A few years later a Temecula rancher by the name of Bill Dendy acquired the property via a sheriff’s sale. Dendy also had real estate development experience but was also an extremely affable man, and wore a big black cowboy hat. He was a perfect fit for Mammoth, the era, and the task at hand. He got the cooperation from the Town and the balance of the lot owners and pushed through the subdivision as we know it today. The old subdivision was reconfigured for proper circulation and to create optimal aesthetics. Many of the existing lots are very similar to the lot locations of the past. The subdivision’s construction, namely roads and utilities, was funded through an assessment district bond attached to the individual lots.
The new, modern subdivision exposed one of the challenges for land surveyors in the Old Mammoth district of Mammoth Lakes—lot corners and lot lines aren’t necessarily where they are supposed to be. The survey techniques of the 1920s weren’t as precise as the satellite based systems of the modern era. Today the Benz Cabin sits off to the side of the new lots because it really wasn’t built in the right spot. That alone was one of the challenges of creating this new subdivision. In the end, all of the miscellaneous lot owners had to sign-on to the new boundary agreement, thus creating the new subdivision.
There are several attributes to The Bluffs that make it very appealing as a high-end luxury subdivision. Almost all of the new lots are at least 20,000 square feet, so there is plenty of space for large homes and even out-buildings (and now ADUs). The lots have a variety of truly spectacular views including big down valley views, and in-your-face Sherwin Range views, and unique Mammoth Mountain views.

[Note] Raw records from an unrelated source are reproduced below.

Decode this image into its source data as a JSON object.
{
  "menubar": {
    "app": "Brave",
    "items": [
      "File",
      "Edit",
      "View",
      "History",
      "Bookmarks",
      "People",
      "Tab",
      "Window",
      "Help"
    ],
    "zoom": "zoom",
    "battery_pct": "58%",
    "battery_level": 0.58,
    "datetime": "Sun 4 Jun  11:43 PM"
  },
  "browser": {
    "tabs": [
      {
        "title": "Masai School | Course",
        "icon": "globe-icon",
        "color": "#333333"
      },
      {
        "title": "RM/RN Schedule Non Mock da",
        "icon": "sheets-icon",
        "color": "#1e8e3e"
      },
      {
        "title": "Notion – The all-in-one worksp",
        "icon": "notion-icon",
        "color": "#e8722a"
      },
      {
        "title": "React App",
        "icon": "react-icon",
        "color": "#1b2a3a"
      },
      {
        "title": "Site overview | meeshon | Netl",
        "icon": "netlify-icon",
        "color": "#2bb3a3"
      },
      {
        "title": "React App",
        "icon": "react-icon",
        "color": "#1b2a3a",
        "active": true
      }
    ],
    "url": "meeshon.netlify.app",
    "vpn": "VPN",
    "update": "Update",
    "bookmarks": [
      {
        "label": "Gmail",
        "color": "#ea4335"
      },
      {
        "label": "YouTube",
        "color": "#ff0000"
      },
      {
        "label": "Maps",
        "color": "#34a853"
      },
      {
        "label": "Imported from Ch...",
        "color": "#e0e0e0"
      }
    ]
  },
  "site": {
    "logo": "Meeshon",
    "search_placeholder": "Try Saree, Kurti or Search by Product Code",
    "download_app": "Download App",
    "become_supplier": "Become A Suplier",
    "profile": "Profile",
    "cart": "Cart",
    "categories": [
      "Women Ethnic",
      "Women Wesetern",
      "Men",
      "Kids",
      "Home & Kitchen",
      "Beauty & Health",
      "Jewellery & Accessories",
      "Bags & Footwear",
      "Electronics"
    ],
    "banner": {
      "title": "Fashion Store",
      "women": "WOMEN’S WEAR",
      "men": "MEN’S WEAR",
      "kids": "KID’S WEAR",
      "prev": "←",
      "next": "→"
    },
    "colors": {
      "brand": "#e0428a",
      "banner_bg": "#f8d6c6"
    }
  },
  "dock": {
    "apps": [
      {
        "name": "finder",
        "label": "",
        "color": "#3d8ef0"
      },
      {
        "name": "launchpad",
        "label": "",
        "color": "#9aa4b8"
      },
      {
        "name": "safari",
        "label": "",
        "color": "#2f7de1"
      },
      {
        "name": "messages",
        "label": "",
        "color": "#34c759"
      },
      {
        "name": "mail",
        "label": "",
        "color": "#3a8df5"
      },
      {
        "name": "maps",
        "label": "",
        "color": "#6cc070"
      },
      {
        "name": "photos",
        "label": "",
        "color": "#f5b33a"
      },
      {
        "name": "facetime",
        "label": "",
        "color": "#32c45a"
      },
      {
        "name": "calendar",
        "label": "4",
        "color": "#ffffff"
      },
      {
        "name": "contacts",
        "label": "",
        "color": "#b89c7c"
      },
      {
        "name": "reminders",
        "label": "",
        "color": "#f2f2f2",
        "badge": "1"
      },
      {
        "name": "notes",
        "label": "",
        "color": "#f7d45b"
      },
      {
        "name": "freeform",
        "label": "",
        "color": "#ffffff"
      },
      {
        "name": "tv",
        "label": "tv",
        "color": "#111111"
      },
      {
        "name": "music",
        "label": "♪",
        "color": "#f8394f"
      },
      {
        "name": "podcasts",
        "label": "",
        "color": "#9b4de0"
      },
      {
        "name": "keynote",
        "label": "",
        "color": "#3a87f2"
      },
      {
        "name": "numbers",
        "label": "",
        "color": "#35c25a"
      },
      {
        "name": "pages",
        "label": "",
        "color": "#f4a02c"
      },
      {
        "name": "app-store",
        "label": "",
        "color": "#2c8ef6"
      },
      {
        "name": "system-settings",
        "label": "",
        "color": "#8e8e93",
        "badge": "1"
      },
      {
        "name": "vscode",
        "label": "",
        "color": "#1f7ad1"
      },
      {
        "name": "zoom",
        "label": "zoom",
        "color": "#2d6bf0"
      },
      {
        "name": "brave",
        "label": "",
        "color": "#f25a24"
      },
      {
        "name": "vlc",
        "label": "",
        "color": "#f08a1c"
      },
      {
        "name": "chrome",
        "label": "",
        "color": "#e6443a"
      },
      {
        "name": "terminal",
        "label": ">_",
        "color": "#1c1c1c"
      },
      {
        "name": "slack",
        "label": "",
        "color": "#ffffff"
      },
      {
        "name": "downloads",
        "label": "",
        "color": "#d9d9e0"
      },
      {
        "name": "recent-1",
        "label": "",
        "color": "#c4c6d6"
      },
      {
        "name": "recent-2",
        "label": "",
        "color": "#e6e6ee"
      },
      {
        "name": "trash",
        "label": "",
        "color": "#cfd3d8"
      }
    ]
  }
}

But the privacy of the subdivision may ultimately be the most intriguing aspect of all, and be foretelling of what the future may hold.
The subdivision is bounded on two sides by Forest Service land. The other two sides are steep rocky faces with near impossible access. I always envisioned it as perfect for a gated community. And as more and more outrageous homes are built up there, it may very well become one. And we have already seen a micro trend in the Snowcreek Crest and Juniper Ridge neighborhoods where adjacent homes have been torn down to expand existing homes. Sounds crazy, but it could happen in The Bluffs. Or maybe a vacant lot could become a helipad for neighborhood.
The Mammoth luxury market has come a long way in the last 30 years. And it might just be getting started. Compared to many other mountain resort communities, Mammoth remains a relative bargain.
I should be back in four weeks. Time to seek some blue water in the tropics.
Thanks for reading!